Ellie had tried everything she knew or believed was available to her. What worked was a choice to view her life and who she was differently. Building a legacy means you leave the legacy that is more than your money but a courageous life.
Stop! What are you facing that seems just too big to face? Everything you have tried didn’t work. You feel God has abandoned you. You feel that you will never get to where you will stand tall again. You sound just like Ellie when I first met her, enveloped in 600lbs of fat. You sound like me at different times in my own journey.
When are you going to ask for help?
2. Legacy is about the future not the past. Ellie taught me it was about perspective and personal choice. It was about being sold on the belief that the past is only the past when it is in the past. Legacy is about building not excavating the swamps of our lives. She came to believe her future was determined by discovering her God-given talents. Waking each day she determined she was going to invest those talents into the lives of others. Looking outward to the needs of others not inwards at her perceived or real deficits and weaknesses became a daily choice.
"But this one thing I set my life on course to do; to forget what is behind me and to give everything I have to reach the future God has for me." Paul Philippians 3 vs 13b

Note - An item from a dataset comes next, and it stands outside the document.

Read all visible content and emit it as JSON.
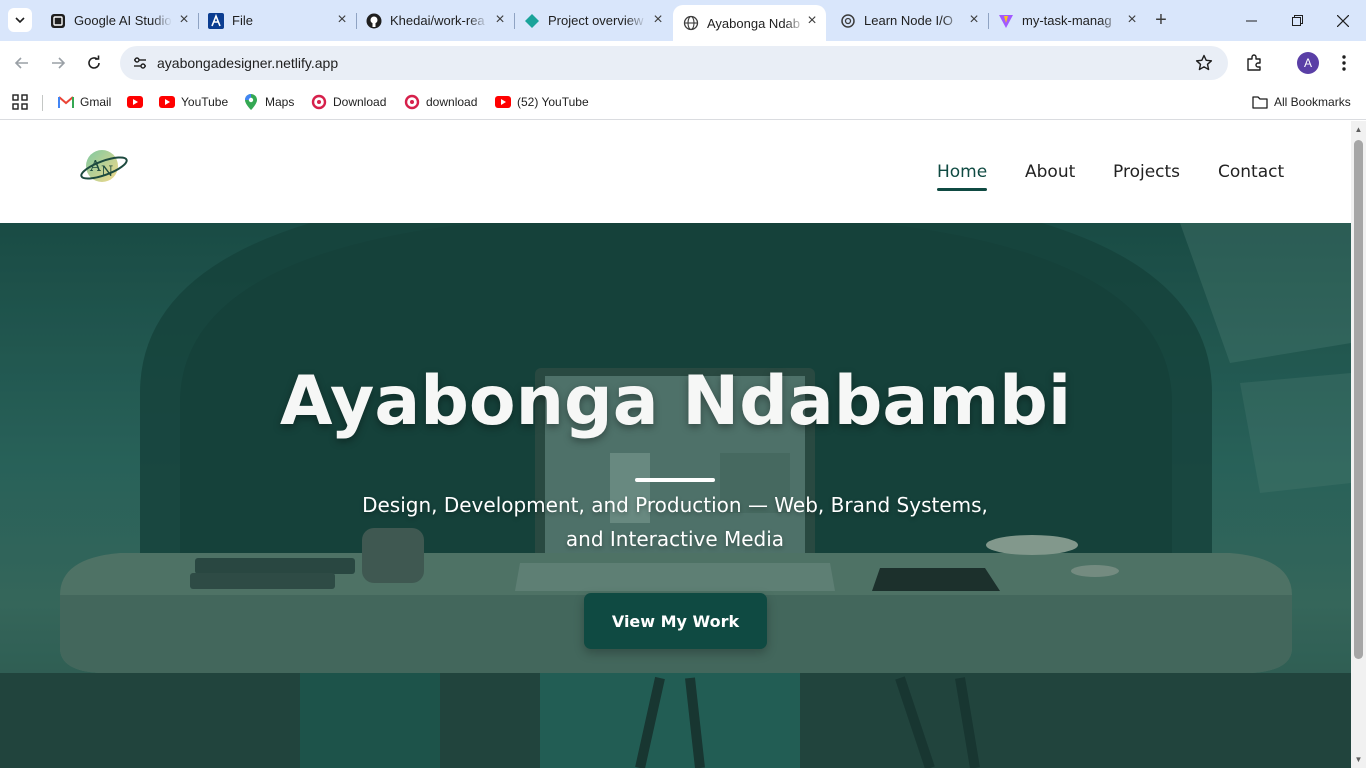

3. Don’t judge a book by it’s cover. The people who you least expect can change your life in ways you never imagined. When we look at what people look like on the outside and in our prejudices move us to avoid or reject them, we diminish our own lives. Give everyone a chance because you never know what could happen. Ellie had a major impact on my life!
STOP! Do you feel like the eyes of everyone are on you seeing every failure you make? Do you feel people look at you with all your options and wonder why you have problems? Have you looked at others and excluded them from your life because of what they looked like externally or possessed?
I know Ellie’s amazing story will challenge you. It has to. I hope you find the courage to face whatever you face today or will come your way down life’s road.
Remember when you need clarity or encouragement, I am just a call away.
Mark R Demos
The Legacy Forum is where you come when you look at today and wonder if your dreams for the future might not be as secure as you hoped. We are here when you need to talk about your legacy. When you need to focus on your life, family, addiction, mental health, career, relationships, education, succession planning, philanthropy and other legacy issues. When crisis invades your world, when you need immediate help for yourself or a member of your family. We help reduce fear and anxiety by protecting and bringing clarity to the complex situations of your life. The Legacy Forum can help!